• _Action item_:
Every record must be output verbatim in the reply.

(Record set begins)

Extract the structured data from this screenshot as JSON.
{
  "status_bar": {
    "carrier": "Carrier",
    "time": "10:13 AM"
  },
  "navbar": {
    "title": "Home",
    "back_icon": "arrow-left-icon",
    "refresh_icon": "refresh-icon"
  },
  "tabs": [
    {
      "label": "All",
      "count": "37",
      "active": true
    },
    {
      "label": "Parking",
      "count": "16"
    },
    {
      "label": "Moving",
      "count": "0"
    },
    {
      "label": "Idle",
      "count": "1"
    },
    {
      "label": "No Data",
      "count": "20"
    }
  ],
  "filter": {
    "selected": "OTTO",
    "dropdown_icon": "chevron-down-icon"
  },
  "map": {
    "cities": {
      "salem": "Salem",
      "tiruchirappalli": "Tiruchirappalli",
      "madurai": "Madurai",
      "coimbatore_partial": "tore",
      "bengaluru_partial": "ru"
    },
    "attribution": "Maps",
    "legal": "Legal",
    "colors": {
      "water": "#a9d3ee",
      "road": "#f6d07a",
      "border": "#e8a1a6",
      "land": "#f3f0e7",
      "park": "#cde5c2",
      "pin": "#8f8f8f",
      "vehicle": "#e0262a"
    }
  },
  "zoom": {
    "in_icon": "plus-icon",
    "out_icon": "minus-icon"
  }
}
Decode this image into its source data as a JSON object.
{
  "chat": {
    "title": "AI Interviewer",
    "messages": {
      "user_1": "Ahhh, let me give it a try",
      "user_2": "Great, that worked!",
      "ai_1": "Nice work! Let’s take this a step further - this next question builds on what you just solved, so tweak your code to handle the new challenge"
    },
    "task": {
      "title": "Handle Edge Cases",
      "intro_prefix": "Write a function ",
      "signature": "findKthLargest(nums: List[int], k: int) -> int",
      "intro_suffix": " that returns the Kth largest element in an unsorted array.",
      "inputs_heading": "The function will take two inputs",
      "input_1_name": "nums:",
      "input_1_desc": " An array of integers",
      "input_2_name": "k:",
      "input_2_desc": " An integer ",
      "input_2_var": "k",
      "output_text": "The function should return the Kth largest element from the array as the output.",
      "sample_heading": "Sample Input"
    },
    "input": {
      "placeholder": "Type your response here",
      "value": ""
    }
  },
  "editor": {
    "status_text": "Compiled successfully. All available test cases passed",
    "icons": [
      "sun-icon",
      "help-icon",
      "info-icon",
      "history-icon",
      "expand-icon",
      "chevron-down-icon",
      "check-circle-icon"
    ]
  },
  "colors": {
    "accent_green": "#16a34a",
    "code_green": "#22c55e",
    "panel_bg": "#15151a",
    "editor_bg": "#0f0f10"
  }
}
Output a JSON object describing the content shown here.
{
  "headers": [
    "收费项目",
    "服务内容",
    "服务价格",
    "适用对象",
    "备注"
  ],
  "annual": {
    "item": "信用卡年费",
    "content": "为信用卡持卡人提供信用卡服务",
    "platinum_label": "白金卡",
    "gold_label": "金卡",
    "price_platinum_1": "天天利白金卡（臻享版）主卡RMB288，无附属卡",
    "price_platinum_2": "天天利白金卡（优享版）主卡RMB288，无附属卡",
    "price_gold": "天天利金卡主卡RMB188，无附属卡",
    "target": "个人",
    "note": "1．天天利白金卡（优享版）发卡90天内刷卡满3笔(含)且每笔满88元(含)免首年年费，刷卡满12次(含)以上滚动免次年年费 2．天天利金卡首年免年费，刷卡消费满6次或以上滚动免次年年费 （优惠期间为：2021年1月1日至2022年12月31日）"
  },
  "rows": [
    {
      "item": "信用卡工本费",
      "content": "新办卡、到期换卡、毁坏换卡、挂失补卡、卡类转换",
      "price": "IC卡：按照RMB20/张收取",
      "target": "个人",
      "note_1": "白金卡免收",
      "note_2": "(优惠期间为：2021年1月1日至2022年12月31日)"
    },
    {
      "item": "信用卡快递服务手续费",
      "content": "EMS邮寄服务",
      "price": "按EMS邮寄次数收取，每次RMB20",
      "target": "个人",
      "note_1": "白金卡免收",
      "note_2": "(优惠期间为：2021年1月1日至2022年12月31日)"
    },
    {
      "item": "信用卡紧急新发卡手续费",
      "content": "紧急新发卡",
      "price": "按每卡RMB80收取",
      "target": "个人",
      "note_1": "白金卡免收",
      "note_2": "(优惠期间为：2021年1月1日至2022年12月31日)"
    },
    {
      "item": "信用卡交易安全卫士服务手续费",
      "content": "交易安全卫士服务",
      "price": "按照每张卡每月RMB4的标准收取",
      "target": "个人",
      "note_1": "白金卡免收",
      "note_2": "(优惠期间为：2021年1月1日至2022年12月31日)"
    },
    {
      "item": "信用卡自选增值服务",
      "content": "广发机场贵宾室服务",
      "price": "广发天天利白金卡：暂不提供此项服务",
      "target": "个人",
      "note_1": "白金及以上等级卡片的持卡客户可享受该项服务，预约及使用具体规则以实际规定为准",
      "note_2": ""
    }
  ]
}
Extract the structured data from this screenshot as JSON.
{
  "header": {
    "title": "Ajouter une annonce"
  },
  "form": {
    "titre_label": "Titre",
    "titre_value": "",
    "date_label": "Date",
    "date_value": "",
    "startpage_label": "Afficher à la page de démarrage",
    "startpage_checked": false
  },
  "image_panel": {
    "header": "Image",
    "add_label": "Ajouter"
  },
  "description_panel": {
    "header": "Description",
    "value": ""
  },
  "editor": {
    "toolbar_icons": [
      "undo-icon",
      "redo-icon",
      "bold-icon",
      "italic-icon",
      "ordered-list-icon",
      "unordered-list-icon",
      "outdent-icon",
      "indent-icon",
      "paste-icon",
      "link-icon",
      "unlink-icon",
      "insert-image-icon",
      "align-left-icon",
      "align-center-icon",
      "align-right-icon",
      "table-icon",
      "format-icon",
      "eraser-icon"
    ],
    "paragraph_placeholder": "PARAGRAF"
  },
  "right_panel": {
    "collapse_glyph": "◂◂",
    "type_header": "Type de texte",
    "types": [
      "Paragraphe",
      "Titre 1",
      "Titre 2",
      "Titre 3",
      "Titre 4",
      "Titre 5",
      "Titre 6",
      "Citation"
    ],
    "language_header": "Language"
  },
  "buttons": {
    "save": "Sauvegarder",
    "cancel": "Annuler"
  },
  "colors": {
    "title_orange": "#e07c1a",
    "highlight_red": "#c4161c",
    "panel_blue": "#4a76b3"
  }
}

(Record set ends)

• _Written answer_:
Extract the structured data from this screenshot as JSON.
{
  "status_bar": {
    "carrier": "Carrier",
    "time": "10:13 AM"
  },
  "navbar": {
    "title": "Home",
    "back_icon": "arrow-left-icon",
    "refresh_icon": "refresh-icon"
  },
  "tabs": [
    {
      "label": "All",
      "count": "37",
      "active": true
    },
    {
      "label": "Parking",
      "count": "16"
    },
    {
      "label": "Moving",
      "count": "0"
    },
    {
      "label": "Idle",
      "count": "1"
    },
    {
      "label": "No Data",
      "count": "20"
    }
  ],
  "filter": {
    "selected": "OTTO",
    "dropdown_icon": "chevron-down-icon"
  },
  "map": {
    "cities": {
      "salem": "Salem",
      "tiruchirappalli": "Tiruchirappalli",
      "madurai": "Madurai",
      "coimbatore_partial": "tore",
      "bengaluru_partial": "ru"
    },
    "attribution": "Maps",
    "legal": "Legal",
    "colors": {
      "water": "#a9d3ee",
      "road": "#f6d07a",
      "border": "#e8a1a6",
      "land": "#f3f0e7",
      "park": "#cde5c2",
      "pin": "#8f8f8f",
      "vehicle": "#e0262a"
    }
  },
  "zoom": {
    "in_icon": "plus-icon",
    "out_icon": "minus-icon"
  }
}
Decode this image into its source data as a JSON object.
{
  "chat": {
    "title": "AI Interviewer",
    "messages": {
      "user_1": "Ahhh, let me give it a try",
      "user_2": "Great, that worked!",
      "ai_1": "Nice work! Let’s take this a step further - this next question builds on what you just solved, so tweak your code to handle the new challenge"
    },
    "task": {
      "title": "Handle Edge Cases",
      "intro_prefix": "Write a function ",
      "signature": "findKthLargest(nums: List[int], k: int) -> int",
      "intro_suffix": " that returns the Kth largest element in an unsorted array.",
      "inputs_heading": "The function will take two inputs",
      "input_1_name": "nums:",
      "input_1_desc": " An array of integers",
      "input_2_name": "k:",
      "input_2_desc": " An integer ",
      "input_2_var": "k",
      "output_text": "The function should return the Kth largest element from the array as the output.",
      "sample_heading": "Sample Input"
    },
    "input": {
      "placeholder": "Type your response here",
      "value": ""
    }
  },
  "editor": {
    "status_text": "Compiled successfully. All available test cases passed",
    "icons": [
      "sun-icon",
      "help-icon",
      "info-icon",
      "history-icon",
      "expand-icon",
      "chevron-down-icon",
      "check-circle-icon"
    ]
  },
  "colors": {
    "accent_green": "#16a34a",
    "code_green": "#22c55e",
    "panel_bg": "#15151a",
    "editor_bg": "#0f0f10"
  }
}
Output a JSON object describing the content shown here.
{
  "headers": [
    "收费项目",
    "服务内容",
    "服务价格",
    "适用对象",
    "备注"
  ],
  "annual": {
    "item": "信用卡年费",
    "content": "为信用卡持卡人提供信用卡服务",
    "platinum_label": "白金卡",
    "gold_label": "金卡",
    "price_platinum_1": "天天利白金卡（臻享版）主卡RMB288，无附属卡",
    "price_platinum_2": "天天利白金卡（优享版）主卡RMB288，无附属卡",
    "price_gold": "天天利金卡主卡RMB188，无附属卡",
    "target": "个人",
    "note": "1．天天利白金卡（优享版）发卡90天内刷卡满3笔(含)且每笔满88元(含)免首年年费，刷卡满12次(含)以上滚动免次年年费 2．天天利金卡首年免年费，刷卡消费满6次或以上滚动免次年年费 （优惠期间为：2021年1月1日至2022年12月31日）"
  },
  "rows": [
    {
      "item": "信用卡工本费",
      "content": "新办卡、到期换卡、毁坏换卡、挂失补卡、卡类转换",
      "price": "IC卡：按照RMB20/张收取",
      "target": "个人",
      "note_1": "白金卡免收",
      "note_2": "(优惠期间为：2021年1月1日至2022年12月31日)"
    },
    {
      "item": "信用卡快递服务手续费",
      "content": "EMS邮寄服务",
      "price": "按EMS邮寄次数收取，每次RMB20",
      "target": "个人",
      "note_1": "白金卡免收",
      "note_2": "(优惠期间为：2021年1月1日至2022年12月31日)"
    },
    {
      "item": "信用卡紧急新发卡手续费",
      "content": "紧急新发卡",
      "price": "按每卡RMB80收取",
      "target": "个人",
      "note_1": "白金卡免收",
      "note_2": "(优惠期间为：2021年1月1日至2022年12月31日)"
    },
    {
      "item": "信用卡交易安全卫士服务手续费",
      "content": "交易安全卫士服务",
      "price": "按照每张卡每月RMB4的标准收取",
      "target": "个人",
      "note_1": "白金卡免收",
      "note_2": "(优惠期间为：2021年1月1日至2022年12月31日)"
    },
    {
      "item": "信用卡自选增值服务",
      "content": "广发机场贵宾室服务",
      "price": "广发天天利白金卡：暂不提供此项服务",
      "target": "个人",
      "note_1": "白金及以上等级卡片的持卡客户可享受该项服务，预约及使用具体规则以实际规定为准",
      "note_2": ""
    }
  ]
}
Extract the structured data from this screenshot as JSON.
{
  "header": {
    "title": "Ajouter une annonce"
  },
  "form": {
    "titre_label": "Titre",
    "titre_value": "",
    "date_label": "Date",
    "date_value": "",
    "startpage_label": "Afficher à la page de démarrage",
    "startpage_checked": false
  },
  "image_panel": {
    "header": "Image",
    "add_label": "Ajouter"
  },
  "description_panel": {
    "header": "Description",
    "value": ""
  },
  "editor": {
    "toolbar_icons": [
      "undo-icon",
      "redo-icon",
      "bold-icon",
      "italic-icon",
      "ordered-list-icon",
      "unordered-list-icon",
      "outdent-icon",
      "indent-icon",
      "paste-icon",
      "link-icon",
      "unlink-icon",
      "insert-image-icon",
      "align-left-icon",
      "align-center-icon",
      "align-right-icon",
      "table-icon",
      "format-icon",
      "eraser-icon"
    ],
    "paragraph_placeholder": "PARAGRAF"
  },
  "right_panel": {
    "collapse_glyph": "◂◂",
    "type_header": "Type de texte",
    "types": [
      "Paragraphe",
      "Titre 1",
      "Titre 2",
      "Titre 3",
      "Titre 4",
      "Titre 5",
      "Titre 6",
      "Citation"
    ],
    "language_header": "Language"
  },
  "buttons": {
    "save": "Sauvegarder",
    "cancel": "Annuler"
  },
  "colors": {
    "title_orange": "#e07c1a",
    "highlight_red": "#c4161c",
    "panel_blue": "#4a76b3"
  }
}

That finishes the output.